Another way to get clearance is with a longer tip, but you lose the feel of the pin, and it's easier to slip off.

So you choose a combination of head angle and tip that works for you. Schaff still sells a ten-degree head, if you ask, and I've wanted to try it.

They also make a thin-wall extension tip that has an end shaped like a tuning pin, so it fits right into your existing tip without changing heads. It's a fast way to gain extra clearance when needed.

Posted by: BDB

Re: Tuning Hammer Head Angle - 02/13/08 11:40 AM

A lot of thin-wall situations could be handled by a tip that was tapered towards the bottom. This would be about as strong as current tips, so there would be no need to change tips. Tapering the last 1/8" would be sufficient.

Manufacturers seem to be better at avoiding situations where a thin wall is necessary, although I saw a SF 10 a while ago where the cutout in the desk slide was made wrong, and other tuners, too lazy to unscrew the slide or carve out the notch properly, had completely munged the lowest tuning pin.
Posted by: UprightTooner

Re: Tuning Hammer Head Angle - 02/13/08 12:51 PM

Thanks everyone. Great link Cy!

Seems the trade off is clearance versus control. The more angle, or longer tip, the more flagpoling.

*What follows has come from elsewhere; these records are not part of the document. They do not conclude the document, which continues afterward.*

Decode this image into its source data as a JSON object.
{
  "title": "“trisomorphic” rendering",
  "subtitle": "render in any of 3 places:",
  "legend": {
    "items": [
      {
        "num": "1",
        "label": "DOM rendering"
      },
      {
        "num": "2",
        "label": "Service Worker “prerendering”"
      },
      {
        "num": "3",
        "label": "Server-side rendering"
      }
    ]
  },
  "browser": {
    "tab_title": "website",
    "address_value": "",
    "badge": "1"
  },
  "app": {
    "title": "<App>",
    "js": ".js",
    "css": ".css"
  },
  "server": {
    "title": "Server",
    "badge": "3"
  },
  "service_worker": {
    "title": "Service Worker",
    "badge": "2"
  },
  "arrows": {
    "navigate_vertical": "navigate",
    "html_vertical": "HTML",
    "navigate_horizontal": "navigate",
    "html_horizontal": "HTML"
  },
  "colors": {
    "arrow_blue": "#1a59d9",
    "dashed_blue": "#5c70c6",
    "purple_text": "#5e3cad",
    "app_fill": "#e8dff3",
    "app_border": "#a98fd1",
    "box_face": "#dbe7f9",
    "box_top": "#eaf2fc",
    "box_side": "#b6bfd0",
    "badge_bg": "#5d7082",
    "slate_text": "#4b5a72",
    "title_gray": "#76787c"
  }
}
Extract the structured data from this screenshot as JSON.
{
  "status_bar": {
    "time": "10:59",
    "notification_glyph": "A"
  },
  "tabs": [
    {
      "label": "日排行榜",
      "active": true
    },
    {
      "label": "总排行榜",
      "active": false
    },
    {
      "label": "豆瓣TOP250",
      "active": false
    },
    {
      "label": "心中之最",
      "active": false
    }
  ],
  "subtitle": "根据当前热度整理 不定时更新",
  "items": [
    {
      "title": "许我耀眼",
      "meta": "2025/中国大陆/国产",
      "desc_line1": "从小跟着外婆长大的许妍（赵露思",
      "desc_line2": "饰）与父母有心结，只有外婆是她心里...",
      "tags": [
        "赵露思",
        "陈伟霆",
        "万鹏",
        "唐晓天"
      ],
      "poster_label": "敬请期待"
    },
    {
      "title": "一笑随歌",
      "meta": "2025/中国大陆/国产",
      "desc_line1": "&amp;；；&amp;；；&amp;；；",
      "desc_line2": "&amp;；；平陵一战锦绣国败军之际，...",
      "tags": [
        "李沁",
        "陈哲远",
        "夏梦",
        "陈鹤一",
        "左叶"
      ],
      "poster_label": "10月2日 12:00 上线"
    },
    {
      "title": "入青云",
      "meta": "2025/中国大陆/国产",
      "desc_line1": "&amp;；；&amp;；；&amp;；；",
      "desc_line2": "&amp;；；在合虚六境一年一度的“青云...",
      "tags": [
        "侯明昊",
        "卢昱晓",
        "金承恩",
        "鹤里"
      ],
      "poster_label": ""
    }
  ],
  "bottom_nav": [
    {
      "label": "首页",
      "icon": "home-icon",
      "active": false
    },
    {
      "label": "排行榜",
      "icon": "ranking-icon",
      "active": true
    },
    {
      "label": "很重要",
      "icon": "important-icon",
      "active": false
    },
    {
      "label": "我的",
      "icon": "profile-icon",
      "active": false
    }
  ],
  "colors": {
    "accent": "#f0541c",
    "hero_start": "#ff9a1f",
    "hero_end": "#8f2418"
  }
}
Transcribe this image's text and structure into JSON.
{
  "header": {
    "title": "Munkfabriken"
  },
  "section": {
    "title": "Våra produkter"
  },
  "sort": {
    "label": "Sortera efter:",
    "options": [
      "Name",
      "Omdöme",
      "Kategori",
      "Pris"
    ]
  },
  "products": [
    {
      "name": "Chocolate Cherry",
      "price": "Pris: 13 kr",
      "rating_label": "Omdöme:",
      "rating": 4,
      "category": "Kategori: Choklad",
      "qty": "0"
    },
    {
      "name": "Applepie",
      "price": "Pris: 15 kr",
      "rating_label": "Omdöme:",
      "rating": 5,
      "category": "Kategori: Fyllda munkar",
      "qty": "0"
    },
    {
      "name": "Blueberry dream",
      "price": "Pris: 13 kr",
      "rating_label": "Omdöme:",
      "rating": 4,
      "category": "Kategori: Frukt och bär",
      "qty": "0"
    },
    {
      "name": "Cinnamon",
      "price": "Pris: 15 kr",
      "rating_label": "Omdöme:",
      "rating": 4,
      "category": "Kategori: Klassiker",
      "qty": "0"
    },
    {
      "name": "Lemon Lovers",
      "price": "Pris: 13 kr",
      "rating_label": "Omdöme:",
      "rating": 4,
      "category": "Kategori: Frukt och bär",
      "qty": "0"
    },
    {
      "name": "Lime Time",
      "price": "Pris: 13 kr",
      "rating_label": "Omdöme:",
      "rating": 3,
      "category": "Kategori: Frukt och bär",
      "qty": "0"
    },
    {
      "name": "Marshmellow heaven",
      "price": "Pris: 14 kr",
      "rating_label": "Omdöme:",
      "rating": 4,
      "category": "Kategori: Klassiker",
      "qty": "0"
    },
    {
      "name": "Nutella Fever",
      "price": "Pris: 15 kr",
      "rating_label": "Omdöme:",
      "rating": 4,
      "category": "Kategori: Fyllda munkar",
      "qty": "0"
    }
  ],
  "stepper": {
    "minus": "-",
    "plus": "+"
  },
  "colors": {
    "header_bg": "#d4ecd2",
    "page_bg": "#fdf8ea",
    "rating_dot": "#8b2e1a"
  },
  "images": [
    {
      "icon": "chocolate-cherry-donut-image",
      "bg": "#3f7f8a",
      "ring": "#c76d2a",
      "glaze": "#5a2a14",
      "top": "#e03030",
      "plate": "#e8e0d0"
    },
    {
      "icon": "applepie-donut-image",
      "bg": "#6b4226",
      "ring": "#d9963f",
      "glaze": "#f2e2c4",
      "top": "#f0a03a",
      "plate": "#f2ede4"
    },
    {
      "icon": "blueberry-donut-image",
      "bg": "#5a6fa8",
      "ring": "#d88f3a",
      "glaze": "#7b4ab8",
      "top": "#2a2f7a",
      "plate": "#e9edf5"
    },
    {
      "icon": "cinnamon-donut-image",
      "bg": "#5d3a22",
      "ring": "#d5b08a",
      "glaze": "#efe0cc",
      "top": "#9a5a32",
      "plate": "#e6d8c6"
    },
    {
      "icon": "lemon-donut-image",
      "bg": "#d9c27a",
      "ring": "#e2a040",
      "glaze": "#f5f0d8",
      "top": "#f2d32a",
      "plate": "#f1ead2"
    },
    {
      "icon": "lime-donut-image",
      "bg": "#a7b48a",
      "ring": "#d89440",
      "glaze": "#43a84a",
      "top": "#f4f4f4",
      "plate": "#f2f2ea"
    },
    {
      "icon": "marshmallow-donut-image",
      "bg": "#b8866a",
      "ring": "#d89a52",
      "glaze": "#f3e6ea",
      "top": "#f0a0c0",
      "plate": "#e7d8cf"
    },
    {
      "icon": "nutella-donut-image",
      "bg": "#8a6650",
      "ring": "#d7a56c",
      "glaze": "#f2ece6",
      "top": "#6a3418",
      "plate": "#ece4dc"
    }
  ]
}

I remember a few old uprights having very little clearance at the extreme low bass due to the curve of the case. A long tip would not have worked on these.